We left the museum and continued on our downtown tour. We came across the cutest park. It was based on books and authors. I immediately thought about our daughter Sharelle Brandy Dalida, (who made Teacher of the Year in her district!! OK we are proud parents. Just saying!) our Godchildren Tanita & David and all the teachers we know who love books and pay it forward my teaching our children. (If you have not read Tanita Davis books please go to Amazon and purchase them. She is an award winning author. Ok, Ok enough bragging about family).

It took me a second to get the understanding that they took the name of the author, found a town and stated how far it was from Charlotte. This is a cute idea.

Talk about love. My honey knows how much I love books so he said take as much time as I wanted to in this park and he went to put more money in the parking meter. That made my day.

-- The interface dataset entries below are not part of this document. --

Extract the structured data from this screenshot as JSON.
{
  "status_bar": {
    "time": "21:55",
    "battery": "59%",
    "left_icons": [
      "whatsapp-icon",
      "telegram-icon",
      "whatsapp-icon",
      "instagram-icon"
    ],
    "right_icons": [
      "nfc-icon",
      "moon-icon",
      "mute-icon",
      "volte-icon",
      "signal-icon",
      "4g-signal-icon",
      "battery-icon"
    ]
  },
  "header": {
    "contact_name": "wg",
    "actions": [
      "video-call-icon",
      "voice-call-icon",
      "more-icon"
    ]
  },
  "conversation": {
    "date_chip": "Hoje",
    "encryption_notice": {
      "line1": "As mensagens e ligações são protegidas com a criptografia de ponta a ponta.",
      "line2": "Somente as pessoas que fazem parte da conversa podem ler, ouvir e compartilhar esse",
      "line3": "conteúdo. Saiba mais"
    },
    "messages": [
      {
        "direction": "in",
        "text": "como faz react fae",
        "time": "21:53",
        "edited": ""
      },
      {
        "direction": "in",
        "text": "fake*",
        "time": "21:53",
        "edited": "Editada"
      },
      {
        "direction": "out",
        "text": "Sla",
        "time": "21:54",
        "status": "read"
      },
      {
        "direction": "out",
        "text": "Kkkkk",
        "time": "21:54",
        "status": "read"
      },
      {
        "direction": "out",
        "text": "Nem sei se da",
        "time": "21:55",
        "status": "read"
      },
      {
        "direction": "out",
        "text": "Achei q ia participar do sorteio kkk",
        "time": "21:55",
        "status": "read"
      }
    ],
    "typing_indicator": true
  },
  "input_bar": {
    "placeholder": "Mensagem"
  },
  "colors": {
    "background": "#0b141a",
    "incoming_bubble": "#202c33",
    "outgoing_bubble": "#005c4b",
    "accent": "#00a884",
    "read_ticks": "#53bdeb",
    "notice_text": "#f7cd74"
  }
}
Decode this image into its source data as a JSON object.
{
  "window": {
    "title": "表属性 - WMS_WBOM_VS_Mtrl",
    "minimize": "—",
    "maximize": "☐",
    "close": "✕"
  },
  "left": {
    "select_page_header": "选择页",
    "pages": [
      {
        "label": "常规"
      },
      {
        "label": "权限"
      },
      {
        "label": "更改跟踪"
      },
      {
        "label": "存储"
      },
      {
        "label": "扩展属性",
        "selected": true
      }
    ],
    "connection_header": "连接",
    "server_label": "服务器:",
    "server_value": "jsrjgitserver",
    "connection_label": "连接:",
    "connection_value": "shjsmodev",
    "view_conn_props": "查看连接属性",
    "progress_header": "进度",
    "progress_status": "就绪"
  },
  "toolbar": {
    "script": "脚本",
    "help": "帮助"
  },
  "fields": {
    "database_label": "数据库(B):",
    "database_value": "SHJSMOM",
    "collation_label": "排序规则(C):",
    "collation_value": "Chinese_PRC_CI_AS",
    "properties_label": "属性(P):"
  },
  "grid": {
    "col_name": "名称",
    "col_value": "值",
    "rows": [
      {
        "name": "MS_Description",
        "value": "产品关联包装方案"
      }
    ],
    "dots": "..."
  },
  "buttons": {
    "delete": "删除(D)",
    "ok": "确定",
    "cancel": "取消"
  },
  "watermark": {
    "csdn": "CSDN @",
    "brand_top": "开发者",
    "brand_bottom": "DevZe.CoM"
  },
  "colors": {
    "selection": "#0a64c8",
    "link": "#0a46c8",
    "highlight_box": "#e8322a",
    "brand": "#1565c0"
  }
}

We drove over to the next museum. It was called the Latibah Collard Green. It is an  African American Museum. It was very small but the owner has done a lot of research and study on the culture. Why we were awaiting him to finish up on a  tour he was giving, we met Ed Harris who is a master picture framer. He was very informative. He told us about conservation framing, which is the best. This is when you take a old picture and restore it back to the original colors and framing. He is also the framer for the Carolina Panthers. In his workshop he was doing a project of removing all the old team members that were just traded and putting in the new guys. We told him we were 49er fans. He said we had a good team. He asked if he could give us a picture of the current quarterback of the Panthers. Heck yeah. Go that puppy with us. Oh yeah!

Did you know that you should never put cardboard on the back of a picture?  It contains acid and it breaks down the picture.

No picture taking were allowed in the museum since most of the items were not protected

Ø  Folk artist are self taught and use natural items.
Ø  African American history started in Egypt . (Hello, look where Egypt is located in Africa)
Ø  Blacks controlled country before European conquered and changed how things were done.
Ø  Many slaves were from royalty and educated.
Ø  Slaves were taken and put in a dungeon.
Ø  Most were taken through the "Door of No Return" and never saw their country again.
Ø  Every government was involved in the slave trade.
Ø  Original idea of slavery was the indenture servant. This changed when the owners kept adding more time to the servant for food, housing, etc.
Ø  In 1630 chattel servitude was started.
Ø  The state of Maryland was the first slave state.
Ø  The Middle Passage (also known as Shark Alley) was midway to the America. Sharks would follow the boats because of dead bodies being sent overboard.
Ø  Dysentery was main disease.
Ø  18" as all the space each slave had.
Ø  30% would die before reaching the Americas
Some of the items and facts were similar to what we saw in the Museum of the South. They had an outside area dedicated to the Underground Railroad. Did you know that the little Jockey man holding a lantern that was in from of a home told a story. If the lantern was lit it told the runaway slave that this was a safe place to stop. Some homes had a certain pattern quilt on the fence that also told the slaves if it was safe or to keep going. Most people who have been to our home have seen the Underground Railroad quilt made for me by my wonderful YaYa sister Mary Ann Lindbloom. Thanks MAL. I treasure this quilt and will pass it on to my grandchildren.
Mr. T'Afo was a wealth of knowledge. He has design the museum to used as a learning tool for the community. When you are educated you grow.

We went back to the Lester's and fixed them dinner and had a good discussion of the things we learned that day.

Question of the Day
What famous robber robbed WF stages over 29 times? (Clue he is famous in the Sierra foothills)
Well, Until the next time Campers...

Lo & Bren


  1. WOW!!!! That. PARK.
    You wouldn't have gotten me out of there. I LOVE stuff like that.

    ☺Also, thank you for being my publicist. ☺